From the veteran author/editor (The Longest Way Home, 2002, etc.), a fix-up consisting of ten stories, 1989–2003, some of which have appeared before in somewhat different form, whose premise is a highly familiar one: What if the Roman Empire never fell? Silverberg's crucial divergence point is the Exodus: here, Moses failed, the Hebrews were re-enslaved, Israel never arose, neither did Christianity, and still-pagan Rome defeated its barbarian foes. By the equivalent of a.d. 450, the Eastern Empire under Justinianus at Constantinople is strong, while the Western Empire is weak and again beset by barbarians. Silverberg replays the stock Shakespearean tale of Falstaff and Prince Hal: suddenly, both the emperor and his heir die, the once-dissolute Prince Maximilianus spurns Faustus, his old companion-in-iniquity, and assumes Caesar's mantle. Less than a century later, Corbulo, exiled to Mecca for offending Caesar, arranges the assassination of the prophet Mohammed. In other episodes, the Mayans rebuff an attempted Roman invasion; the Byzantine Empire attacks and defeats Rome—temporarily; a Roman emperor recapitulates a brutal Spanish voyage of conquest across the Pacific; mad emperors come and go, threatening but never quite toppling the Imperium, as do wars of secession and reunion.

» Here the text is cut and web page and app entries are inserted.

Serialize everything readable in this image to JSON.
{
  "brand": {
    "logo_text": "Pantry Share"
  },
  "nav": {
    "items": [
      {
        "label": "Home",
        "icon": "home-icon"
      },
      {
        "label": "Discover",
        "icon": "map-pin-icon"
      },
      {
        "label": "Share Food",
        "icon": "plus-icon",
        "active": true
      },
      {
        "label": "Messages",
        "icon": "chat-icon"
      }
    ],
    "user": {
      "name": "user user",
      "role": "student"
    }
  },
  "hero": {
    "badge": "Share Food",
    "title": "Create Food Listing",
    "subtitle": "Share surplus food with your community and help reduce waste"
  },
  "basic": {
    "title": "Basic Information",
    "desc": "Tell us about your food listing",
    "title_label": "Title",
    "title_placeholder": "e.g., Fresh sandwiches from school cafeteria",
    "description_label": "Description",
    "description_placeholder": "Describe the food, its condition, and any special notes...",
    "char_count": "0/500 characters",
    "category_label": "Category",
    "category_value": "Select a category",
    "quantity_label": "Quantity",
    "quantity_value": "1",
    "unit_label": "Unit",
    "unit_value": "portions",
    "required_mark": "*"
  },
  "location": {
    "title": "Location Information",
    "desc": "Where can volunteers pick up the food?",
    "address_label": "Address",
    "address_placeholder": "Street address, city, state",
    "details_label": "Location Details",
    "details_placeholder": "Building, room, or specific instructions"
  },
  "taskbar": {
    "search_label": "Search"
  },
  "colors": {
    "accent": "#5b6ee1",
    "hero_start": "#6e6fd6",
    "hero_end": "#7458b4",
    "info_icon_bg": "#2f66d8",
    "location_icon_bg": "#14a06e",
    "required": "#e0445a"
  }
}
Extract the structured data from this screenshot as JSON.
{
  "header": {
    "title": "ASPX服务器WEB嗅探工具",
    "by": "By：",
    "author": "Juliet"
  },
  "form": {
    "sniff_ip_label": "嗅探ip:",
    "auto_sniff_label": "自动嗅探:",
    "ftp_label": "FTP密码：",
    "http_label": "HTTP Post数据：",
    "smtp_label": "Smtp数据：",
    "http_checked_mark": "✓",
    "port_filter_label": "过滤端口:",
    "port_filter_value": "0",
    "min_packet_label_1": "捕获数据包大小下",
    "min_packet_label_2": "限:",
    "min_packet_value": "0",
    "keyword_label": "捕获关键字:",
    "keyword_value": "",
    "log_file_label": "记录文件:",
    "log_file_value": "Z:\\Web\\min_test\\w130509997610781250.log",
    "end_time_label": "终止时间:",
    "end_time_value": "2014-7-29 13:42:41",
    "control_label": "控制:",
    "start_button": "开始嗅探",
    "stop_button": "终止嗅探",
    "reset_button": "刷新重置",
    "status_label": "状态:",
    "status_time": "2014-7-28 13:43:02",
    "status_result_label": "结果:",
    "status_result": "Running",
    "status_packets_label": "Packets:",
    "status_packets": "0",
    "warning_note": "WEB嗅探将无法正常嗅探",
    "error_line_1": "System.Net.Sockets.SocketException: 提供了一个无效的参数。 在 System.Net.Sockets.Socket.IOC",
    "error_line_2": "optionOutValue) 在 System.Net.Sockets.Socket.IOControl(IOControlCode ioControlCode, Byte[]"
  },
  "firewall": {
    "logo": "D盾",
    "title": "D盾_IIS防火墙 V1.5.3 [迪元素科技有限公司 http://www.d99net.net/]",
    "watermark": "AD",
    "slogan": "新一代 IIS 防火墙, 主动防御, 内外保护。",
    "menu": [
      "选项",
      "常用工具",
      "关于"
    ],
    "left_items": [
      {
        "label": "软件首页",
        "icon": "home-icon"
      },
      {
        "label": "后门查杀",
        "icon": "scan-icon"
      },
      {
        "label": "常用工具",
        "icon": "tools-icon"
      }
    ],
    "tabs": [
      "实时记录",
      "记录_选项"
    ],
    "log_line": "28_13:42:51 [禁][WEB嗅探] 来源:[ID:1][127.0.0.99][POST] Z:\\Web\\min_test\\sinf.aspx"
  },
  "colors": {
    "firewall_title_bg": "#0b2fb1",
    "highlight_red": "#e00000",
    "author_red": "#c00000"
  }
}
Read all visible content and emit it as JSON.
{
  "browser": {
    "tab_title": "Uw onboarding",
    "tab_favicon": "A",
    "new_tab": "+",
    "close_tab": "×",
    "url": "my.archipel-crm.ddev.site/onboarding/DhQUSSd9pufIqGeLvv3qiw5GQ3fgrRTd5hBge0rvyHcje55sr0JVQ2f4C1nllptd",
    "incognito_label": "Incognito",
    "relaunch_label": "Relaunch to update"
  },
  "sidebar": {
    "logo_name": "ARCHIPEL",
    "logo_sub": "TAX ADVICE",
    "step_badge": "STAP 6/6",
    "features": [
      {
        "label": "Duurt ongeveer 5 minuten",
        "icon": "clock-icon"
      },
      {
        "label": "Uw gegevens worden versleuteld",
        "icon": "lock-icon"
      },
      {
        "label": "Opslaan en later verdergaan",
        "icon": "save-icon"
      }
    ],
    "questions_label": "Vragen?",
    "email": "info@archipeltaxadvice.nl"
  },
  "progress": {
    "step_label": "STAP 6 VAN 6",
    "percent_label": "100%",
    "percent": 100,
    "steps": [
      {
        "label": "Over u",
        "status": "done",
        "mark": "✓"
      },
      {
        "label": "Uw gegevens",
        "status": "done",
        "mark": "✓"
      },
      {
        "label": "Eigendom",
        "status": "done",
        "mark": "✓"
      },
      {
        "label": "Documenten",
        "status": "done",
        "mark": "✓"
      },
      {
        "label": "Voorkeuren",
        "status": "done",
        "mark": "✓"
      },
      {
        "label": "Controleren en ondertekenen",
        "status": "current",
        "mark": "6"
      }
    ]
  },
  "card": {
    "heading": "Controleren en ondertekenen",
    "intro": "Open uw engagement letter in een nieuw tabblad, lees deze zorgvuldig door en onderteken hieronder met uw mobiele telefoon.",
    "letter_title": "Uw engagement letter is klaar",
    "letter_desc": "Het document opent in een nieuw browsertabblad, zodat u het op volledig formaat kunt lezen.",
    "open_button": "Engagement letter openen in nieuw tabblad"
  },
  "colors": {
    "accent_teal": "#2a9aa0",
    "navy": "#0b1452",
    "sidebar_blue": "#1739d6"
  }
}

Finally, the Republic is bloodily restored, but Rome continues; and a small band of militant Jews attempts to build a starship and found an Israel far off in space.
Works better as individual stories, where Silverberg can bring his scholarship to bear, than as a quasi-novel whose overall justification grows steadily more improbable.